» **Prompt**: Up to the line containing "Extract the structured", nothing is kept; from that line through the end of the data below, output every line exactly.

Content starts

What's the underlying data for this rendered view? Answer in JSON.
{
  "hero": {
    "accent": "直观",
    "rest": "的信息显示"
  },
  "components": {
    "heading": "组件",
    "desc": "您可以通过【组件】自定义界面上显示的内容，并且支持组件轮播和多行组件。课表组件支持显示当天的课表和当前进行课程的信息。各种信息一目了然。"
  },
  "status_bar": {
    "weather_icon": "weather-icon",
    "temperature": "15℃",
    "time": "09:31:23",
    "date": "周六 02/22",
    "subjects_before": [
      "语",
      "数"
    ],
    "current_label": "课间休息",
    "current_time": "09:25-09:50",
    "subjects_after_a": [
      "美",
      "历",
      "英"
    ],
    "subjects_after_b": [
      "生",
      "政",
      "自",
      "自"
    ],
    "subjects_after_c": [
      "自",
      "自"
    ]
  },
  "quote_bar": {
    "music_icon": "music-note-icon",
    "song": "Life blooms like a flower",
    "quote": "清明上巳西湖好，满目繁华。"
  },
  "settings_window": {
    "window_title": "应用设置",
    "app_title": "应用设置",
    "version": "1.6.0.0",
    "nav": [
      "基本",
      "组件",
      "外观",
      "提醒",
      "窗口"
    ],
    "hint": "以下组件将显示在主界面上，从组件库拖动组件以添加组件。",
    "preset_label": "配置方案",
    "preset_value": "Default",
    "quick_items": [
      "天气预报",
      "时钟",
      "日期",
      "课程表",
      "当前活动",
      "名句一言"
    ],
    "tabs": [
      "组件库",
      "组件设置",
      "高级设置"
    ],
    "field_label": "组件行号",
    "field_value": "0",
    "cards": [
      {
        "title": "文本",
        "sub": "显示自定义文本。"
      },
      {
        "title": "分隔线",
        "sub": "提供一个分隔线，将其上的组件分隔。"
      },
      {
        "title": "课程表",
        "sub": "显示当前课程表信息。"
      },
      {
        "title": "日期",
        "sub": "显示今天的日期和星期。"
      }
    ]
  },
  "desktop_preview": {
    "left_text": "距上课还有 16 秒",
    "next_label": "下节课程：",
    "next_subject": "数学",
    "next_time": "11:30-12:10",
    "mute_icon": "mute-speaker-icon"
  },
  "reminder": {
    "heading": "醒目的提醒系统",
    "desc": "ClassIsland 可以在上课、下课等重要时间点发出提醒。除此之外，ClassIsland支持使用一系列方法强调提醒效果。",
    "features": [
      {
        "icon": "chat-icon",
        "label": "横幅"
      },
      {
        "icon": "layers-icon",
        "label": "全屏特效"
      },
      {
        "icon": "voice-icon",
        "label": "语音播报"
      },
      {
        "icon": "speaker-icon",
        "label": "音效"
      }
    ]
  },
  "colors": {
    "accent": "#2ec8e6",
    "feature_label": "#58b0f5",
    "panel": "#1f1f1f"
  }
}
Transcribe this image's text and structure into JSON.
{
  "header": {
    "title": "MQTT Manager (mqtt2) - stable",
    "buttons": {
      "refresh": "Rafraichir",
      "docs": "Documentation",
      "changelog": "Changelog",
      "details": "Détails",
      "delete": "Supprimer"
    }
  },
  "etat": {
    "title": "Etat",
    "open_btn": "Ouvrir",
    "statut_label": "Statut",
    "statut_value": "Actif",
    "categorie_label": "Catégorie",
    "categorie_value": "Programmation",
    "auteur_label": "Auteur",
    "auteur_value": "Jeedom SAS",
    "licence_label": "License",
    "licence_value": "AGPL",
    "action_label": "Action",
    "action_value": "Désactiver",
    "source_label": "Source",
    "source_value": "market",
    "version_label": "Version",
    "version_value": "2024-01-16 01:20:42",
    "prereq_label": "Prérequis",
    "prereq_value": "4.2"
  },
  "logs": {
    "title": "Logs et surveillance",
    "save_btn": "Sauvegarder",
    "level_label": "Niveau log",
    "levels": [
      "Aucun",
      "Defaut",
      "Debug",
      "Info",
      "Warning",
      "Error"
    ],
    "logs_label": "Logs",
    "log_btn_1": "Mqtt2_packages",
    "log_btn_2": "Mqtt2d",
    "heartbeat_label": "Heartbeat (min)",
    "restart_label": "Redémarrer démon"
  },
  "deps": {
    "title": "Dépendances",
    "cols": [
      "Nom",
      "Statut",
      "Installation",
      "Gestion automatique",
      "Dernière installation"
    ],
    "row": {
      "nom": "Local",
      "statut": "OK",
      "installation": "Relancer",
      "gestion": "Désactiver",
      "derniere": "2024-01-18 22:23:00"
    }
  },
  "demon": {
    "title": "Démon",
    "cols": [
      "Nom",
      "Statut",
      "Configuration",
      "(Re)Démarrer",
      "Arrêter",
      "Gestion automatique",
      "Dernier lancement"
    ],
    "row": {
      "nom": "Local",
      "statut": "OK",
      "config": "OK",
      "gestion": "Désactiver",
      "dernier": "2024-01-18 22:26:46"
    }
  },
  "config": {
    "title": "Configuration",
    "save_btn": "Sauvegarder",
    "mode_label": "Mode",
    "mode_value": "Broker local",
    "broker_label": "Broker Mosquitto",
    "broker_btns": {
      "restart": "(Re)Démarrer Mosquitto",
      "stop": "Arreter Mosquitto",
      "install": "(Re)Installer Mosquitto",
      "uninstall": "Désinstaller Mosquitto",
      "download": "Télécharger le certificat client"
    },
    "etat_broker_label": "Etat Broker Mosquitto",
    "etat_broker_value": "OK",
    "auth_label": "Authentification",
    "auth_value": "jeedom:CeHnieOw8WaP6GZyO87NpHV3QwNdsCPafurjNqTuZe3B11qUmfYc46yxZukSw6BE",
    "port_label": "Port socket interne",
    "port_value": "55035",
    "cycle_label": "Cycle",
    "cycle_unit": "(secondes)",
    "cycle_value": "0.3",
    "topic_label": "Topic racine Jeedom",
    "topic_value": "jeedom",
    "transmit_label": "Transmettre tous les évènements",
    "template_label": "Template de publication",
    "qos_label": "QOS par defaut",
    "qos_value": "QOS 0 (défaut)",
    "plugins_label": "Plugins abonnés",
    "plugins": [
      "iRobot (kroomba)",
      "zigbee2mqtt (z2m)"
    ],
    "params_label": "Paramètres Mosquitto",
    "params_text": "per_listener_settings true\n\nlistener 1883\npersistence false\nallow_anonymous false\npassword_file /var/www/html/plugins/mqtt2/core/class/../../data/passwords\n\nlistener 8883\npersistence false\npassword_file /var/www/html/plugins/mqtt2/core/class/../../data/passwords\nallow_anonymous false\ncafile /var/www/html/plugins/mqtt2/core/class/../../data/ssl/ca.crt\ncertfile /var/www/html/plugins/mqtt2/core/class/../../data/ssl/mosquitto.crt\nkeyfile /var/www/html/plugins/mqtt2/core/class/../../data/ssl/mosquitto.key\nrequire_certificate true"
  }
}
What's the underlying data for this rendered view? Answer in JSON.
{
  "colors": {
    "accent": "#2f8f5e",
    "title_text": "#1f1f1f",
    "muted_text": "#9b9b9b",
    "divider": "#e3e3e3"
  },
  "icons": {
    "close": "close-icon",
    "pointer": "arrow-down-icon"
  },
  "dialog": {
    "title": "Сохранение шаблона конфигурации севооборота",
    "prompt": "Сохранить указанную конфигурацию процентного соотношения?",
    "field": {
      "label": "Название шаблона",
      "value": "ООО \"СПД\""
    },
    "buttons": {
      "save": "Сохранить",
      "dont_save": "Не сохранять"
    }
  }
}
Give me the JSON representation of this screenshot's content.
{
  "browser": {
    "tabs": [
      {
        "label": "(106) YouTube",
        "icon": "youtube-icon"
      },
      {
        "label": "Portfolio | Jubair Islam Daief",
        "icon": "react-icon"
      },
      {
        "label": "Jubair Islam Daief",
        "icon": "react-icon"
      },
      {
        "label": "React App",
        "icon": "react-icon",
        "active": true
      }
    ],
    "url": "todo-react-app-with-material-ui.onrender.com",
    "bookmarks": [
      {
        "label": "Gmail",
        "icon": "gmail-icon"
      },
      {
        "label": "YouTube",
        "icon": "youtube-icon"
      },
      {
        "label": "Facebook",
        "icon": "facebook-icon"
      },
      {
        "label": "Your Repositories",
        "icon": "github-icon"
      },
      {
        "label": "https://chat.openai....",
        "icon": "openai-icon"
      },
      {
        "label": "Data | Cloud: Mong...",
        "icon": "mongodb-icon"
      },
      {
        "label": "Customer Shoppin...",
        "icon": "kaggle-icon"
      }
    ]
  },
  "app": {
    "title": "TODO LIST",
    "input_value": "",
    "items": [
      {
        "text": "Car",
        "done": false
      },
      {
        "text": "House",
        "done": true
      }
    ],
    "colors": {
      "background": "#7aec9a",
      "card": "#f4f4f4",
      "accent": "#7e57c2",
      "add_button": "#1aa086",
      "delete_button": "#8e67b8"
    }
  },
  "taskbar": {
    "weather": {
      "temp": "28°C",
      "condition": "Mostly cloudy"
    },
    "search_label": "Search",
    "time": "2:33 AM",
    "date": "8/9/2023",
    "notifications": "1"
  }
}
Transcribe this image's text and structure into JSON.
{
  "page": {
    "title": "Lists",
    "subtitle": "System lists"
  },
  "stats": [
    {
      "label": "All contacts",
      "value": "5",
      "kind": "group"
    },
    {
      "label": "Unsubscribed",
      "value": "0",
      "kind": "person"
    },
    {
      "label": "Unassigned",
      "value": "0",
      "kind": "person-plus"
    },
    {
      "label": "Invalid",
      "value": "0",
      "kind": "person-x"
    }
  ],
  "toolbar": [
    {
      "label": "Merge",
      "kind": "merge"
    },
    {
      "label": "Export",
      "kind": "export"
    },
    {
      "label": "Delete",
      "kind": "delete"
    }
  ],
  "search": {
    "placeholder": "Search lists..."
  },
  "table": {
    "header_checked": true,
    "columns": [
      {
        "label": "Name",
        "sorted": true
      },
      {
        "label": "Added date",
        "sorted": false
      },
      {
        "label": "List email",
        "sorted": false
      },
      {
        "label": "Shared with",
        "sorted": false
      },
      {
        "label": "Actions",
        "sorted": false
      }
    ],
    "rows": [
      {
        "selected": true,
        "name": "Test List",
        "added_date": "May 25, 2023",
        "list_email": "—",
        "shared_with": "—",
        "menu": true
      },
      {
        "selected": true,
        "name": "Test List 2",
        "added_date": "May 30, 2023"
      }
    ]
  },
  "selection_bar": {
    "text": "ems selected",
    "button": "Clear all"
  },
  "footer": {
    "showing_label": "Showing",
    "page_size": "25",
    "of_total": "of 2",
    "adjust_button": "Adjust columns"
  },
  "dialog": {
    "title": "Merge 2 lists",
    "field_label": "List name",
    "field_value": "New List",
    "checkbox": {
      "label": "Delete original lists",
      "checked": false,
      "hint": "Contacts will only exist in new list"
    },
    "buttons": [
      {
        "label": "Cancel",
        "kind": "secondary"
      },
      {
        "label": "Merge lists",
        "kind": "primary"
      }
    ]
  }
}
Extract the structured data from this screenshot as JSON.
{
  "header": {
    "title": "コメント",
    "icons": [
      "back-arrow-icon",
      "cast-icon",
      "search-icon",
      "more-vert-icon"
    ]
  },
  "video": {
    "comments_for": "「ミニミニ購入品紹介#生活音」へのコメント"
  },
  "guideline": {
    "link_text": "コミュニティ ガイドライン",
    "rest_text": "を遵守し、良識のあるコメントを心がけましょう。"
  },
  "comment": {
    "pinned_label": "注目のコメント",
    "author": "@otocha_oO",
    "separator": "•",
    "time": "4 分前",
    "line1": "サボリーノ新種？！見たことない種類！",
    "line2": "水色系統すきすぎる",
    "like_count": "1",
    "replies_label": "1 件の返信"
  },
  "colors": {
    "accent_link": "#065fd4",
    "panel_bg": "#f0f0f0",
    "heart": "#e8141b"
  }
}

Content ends

» **Final answer**:
Extract the structured data from this screenshot as JSON.
{
  "header": {
    "title": "コメント",
    "icons": [
      "back-arrow-icon",
      "cast-icon",
      "search-icon",
      "more-vert-icon"
    ]
  },
  "video": {
    "comments_for": "「ミニミニ購入品紹介#生活音」へのコメント"
  },
  "guideline": {
    "link_text": "コミュニティ ガイドライン",
    "rest_text": "を遵守し、良識のあるコメントを心がけましょう。"
  },
  "comment": {
    "pinned_label": "注目のコメント",
    "author": "@otocha_oO",
    "separator": "•",
    "time": "4 分前",
    "line1": "サボリーノ新種？！見たことない種類！",
    "line2": "水色系統すきすぎる",
    "like_count": "1",
    "replies_label": "1 件の返信"
  },
  "colors": {
    "accent_link": "#065fd4",
    "panel_bg": "#f0f0f0",
    "heart": "#e8141b"
  }
}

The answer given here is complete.